With global travel restrictions being gradually lifted, the skies will soon return to being the busy hub of activity they once were. Or will they?

In order to meet net-zero targets, the way people travel by air is likely to change over the coming decades. It's estimated that flying contributes around 2% of the world's global carbon emissions, according to the International Air Transport Association (IATA).

How can we cut this down?

The United Kingdom Petroleum Industry Association (UKPIA) recently published ‘The Future of Mobility in the UK’. The report identifies important issues, challenges and possible solutions to how the UK can help its biggest carbon emitting sector – transport - meet net-zero targets by 2050.

The report found that aviation is the most challenging mode of transport to decarbonise, with few alternatives ready to step in as a replacement to kerosene-type fuel. 

The report also states that lower carbon travel options will likely become more popular, as services such as high-speed rail become faster and improve capacity. 

Flying will still be a main form of travel, however one alternative to the traditional jet fuel is hydrogen. UKPIA predicts that the growth of hydrogen for short-haul flights will depend on the implementation of hydrogen refuelling infrastructure at UK and European airports.

Different fuelling methods are already being rolled out, with the first long-haul flight powered by biofuels taking to the skies last month. The Air France-KLM flight from Paris to Montreal used a mix of petroleum-based jet fuel and a synthetic aviation fuel made from used cooking oils produced by French oil major Total. Importantly, no modifications to the storage and distribution infrastructure, aircraft or engines were needed to be able to use the biofuel.

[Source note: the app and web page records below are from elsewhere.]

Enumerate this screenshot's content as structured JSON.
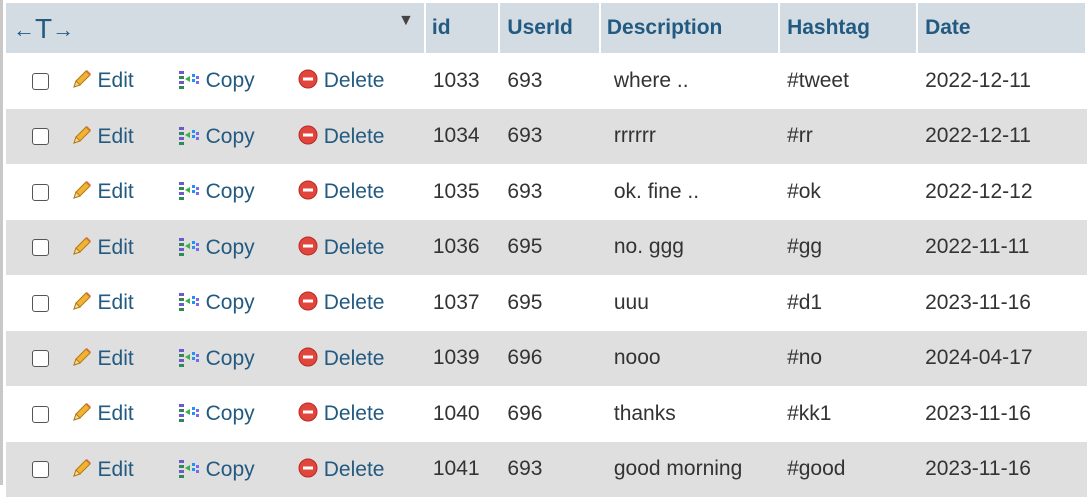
{
  "header": {
    "nav_left": "←",
    "nav_bar": "T",
    "nav_right": "→",
    "sort_indicator": "▼",
    "columns": [
      "id",
      "UserId",
      "Description",
      "Hashtag",
      "Date"
    ]
  },
  "actions": {
    "edit": "Edit",
    "copy": "Copy",
    "delete": "Delete"
  },
  "rows": [
    {
      "id": "1033",
      "userid": "693",
      "description": "where ..",
      "hashtag": "#tweet",
      "date": "2022-12-11"
    },
    {
      "id": "1034",
      "userid": "693",
      "description": "rrrrrr",
      "hashtag": "#rr",
      "date": "2022-12-11"
    },
    {
      "id": "1035",
      "userid": "693",
      "description": "ok. fine ..",
      "hashtag": "#ok",
      "date": "2022-12-12"
    },
    {
      "id": "1036",
      "userid": "695",
      "description": "no. ggg",
      "hashtag": "#gg",
      "date": "2022-11-11"
    },
    {
      "id": "1037",
      "userid": "695",
      "description": "uuu",
      "hashtag": "#d1",
      "date": "2023-11-16"
    },
    {
      "id": "1039",
      "userid": "696",
      "description": "nooo",
      "hashtag": "#no",
      "date": "2024-04-17"
    },
    {
      "id": "1040",
      "userid": "696",
      "description": "thanks",
      "hashtag": "#kk1",
      "date": "2023-11-16"
    },
    {
      "id": "1041",
      "userid": "693",
      "description": "good morning",
      "hashtag": "#good",
      "date": "2023-11-16"
    }
  ],
  "colors": {
    "header_bg": "#d3dce3",
    "header_text": "#235a81",
    "even_row_bg": "#dfdfdf",
    "link": "#235a81",
    "delete_icon": "#e2453c",
    "edit_icon": "#f2b233"
  },
  "icons": {
    "edit": "pencil-icon",
    "copy": "copy-insert-icon",
    "delete": "delete-circle-icon"
  }
}
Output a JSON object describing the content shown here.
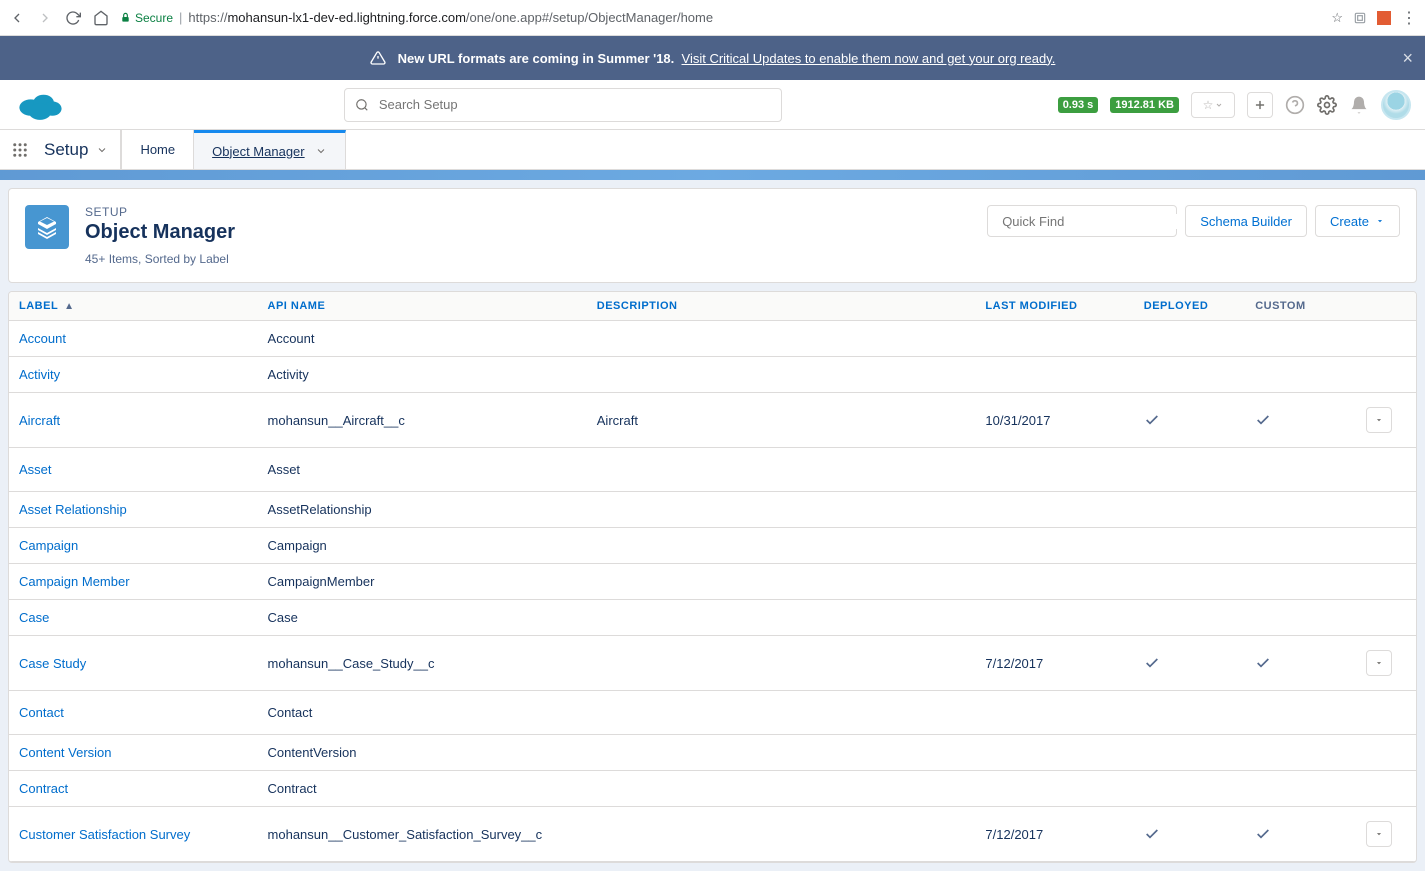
{
  "browser": {
    "secure_label": "Secure",
    "url_prefix": "https://",
    "url_host": "mohansun-lx1-dev-ed.lightning.force.com",
    "url_path": "/one/one.app#/setup/ObjectManager/home"
  },
  "banner": {
    "message": "New URL formats are coming in Summer '18.",
    "link_text": "Visit Critical Updates to enable them now and get your org ready."
  },
  "header": {
    "search_placeholder": "Search Setup",
    "perf_time": "0.93 s",
    "perf_size": "1912.81 KB"
  },
  "context": {
    "app_name": "Setup",
    "nav_home": "Home",
    "nav_obj": "Object Manager"
  },
  "page": {
    "eyebrow": "SETUP",
    "title": "Object Manager",
    "meta": "45+ Items, Sorted by Label",
    "quick_find_placeholder": "Quick Find",
    "schema_builder": "Schema Builder",
    "create": "Create"
  },
  "columns": {
    "label": "LABEL",
    "api": "API NAME",
    "desc": "DESCRIPTION",
    "mod": "LAST MODIFIED",
    "dep": "DEPLOYED",
    "cust": "CUSTOM"
  },
  "rows": [
    {
      "label": "Account",
      "api": "Account",
      "desc": "",
      "mod": "",
      "dep": false,
      "cust": false,
      "act": false,
      "tall": false
    },
    {
      "label": "Activity",
      "api": "Activity",
      "desc": "",
      "mod": "",
      "dep": false,
      "cust": false,
      "act": false,
      "tall": false
    },
    {
      "label": "Aircraft",
      "api": "mohansun__Aircraft__c",
      "desc": "Aircraft",
      "mod": "10/31/2017",
      "dep": true,
      "cust": true,
      "act": true,
      "tall": true
    },
    {
      "label": "Asset",
      "api": "Asset",
      "desc": "",
      "mod": "",
      "dep": false,
      "cust": false,
      "act": false,
      "tall": true
    },
    {
      "label": "Asset Relationship",
      "api": "AssetRelationship",
      "desc": "",
      "mod": "",
      "dep": false,
      "cust": false,
      "act": false,
      "tall": false
    },
    {
      "label": "Campaign",
      "api": "Campaign",
      "desc": "",
      "mod": "",
      "dep": false,
      "cust": false,
      "act": false,
      "tall": false
    },
    {
      "label": "Campaign Member",
      "api": "CampaignMember",
      "desc": "",
      "mod": "",
      "dep": false,
      "cust": false,
      "act": false,
      "tall": false
    },
    {
      "label": "Case",
      "api": "Case",
      "desc": "",
      "mod": "",
      "dep": false,
      "cust": false,
      "act": false,
      "tall": false
    },
    {
      "label": "Case Study",
      "api": "mohansun__Case_Study__c",
      "desc": "",
      "mod": "7/12/2017",
      "dep": true,
      "cust": true,
      "act": true,
      "tall": true
    },
    {
      "label": "Contact",
      "api": "Contact",
      "desc": "",
      "mod": "",
      "dep": false,
      "cust": false,
      "act": false,
      "tall": true
    },
    {
      "label": "Content Version",
      "api": "ContentVersion",
      "desc": "",
      "mod": "",
      "dep": false,
      "cust": false,
      "act": false,
      "tall": false
    },
    {
      "label": "Contract",
      "api": "Contract",
      "desc": "",
      "mod": "",
      "dep": false,
      "cust": false,
      "act": false,
      "tall": false
    },
    {
      "label": "Customer Satisfaction Survey",
      "api": "mohansun__Customer_Satisfaction_Survey__c",
      "desc": "",
      "mod": "7/12/2017",
      "dep": true,
      "cust": true,
      "act": true,
      "tall": true
    }
  ]
}
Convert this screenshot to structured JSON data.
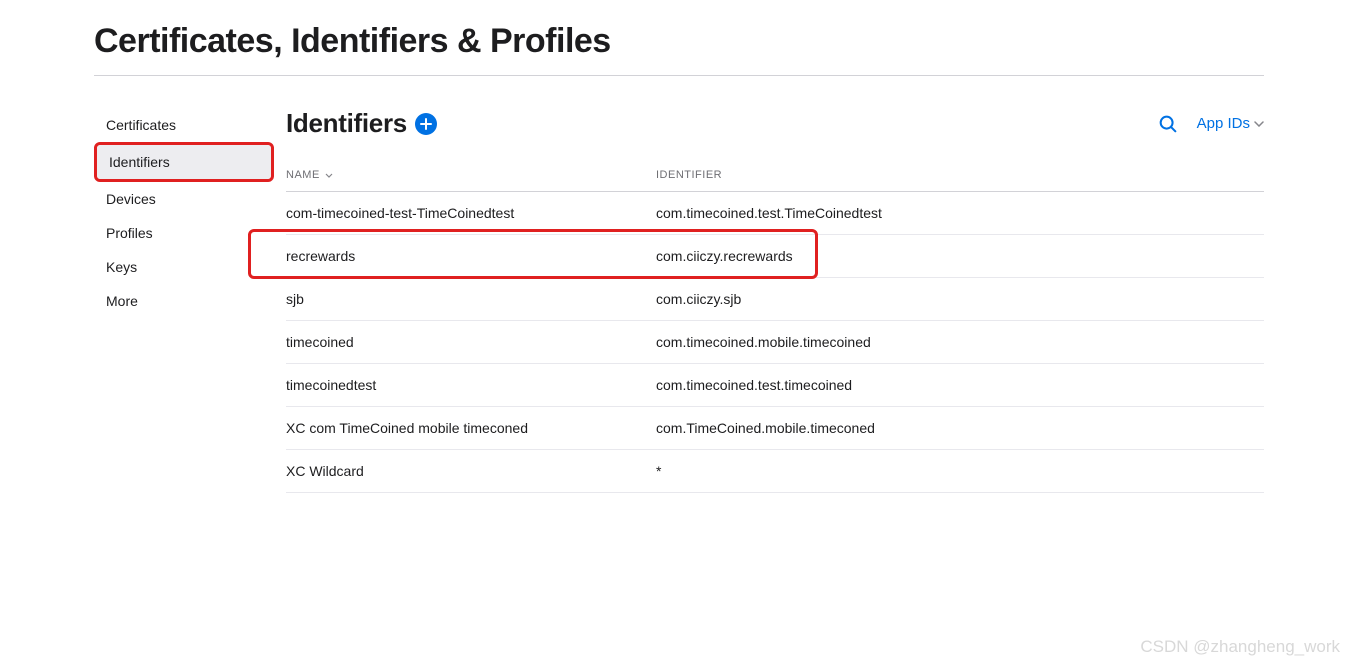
{
  "page_title": "Certificates, Identifiers & Profiles",
  "sidebar": {
    "items": [
      {
        "label": "Certificates",
        "active": false
      },
      {
        "label": "Identifiers",
        "active": true
      },
      {
        "label": "Devices",
        "active": false
      },
      {
        "label": "Profiles",
        "active": false
      },
      {
        "label": "Keys",
        "active": false
      },
      {
        "label": "More",
        "active": false
      }
    ]
  },
  "main": {
    "section_title": "Identifiers",
    "dropdown_label": "App IDs",
    "table": {
      "columns": {
        "name": "NAME",
        "identifier": "IDENTIFIER"
      },
      "rows": [
        {
          "name": "com-timecoined-test-TimeCoinedtest",
          "identifier": "com.timecoined.test.TimeCoinedtest"
        },
        {
          "name": "recrewards",
          "identifier": "com.ciiczy.recrewards"
        },
        {
          "name": "sjb",
          "identifier": "com.ciiczy.sjb"
        },
        {
          "name": "timecoined",
          "identifier": "com.timecoined.mobile.timecoined"
        },
        {
          "name": "timecoinedtest",
          "identifier": "com.timecoined.test.timecoined"
        },
        {
          "name": "XC com TimeCoined mobile timeconed",
          "identifier": "com.TimeCoined.mobile.timeconed"
        },
        {
          "name": "XC Wildcard",
          "identifier": "*"
        }
      ],
      "highlighted_row_index": 1
    }
  },
  "watermark": "CSDN @zhangheng_work",
  "highlights": {
    "sidebar_active": true
  }
}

Overall, the UKPIA report found that to meet net-zero targets, there needs to be a combined effort from all in pursuing all technology options with low carbon fuels, and hydrogen (both blue and green), playing important roles across the UK’s methods of transport.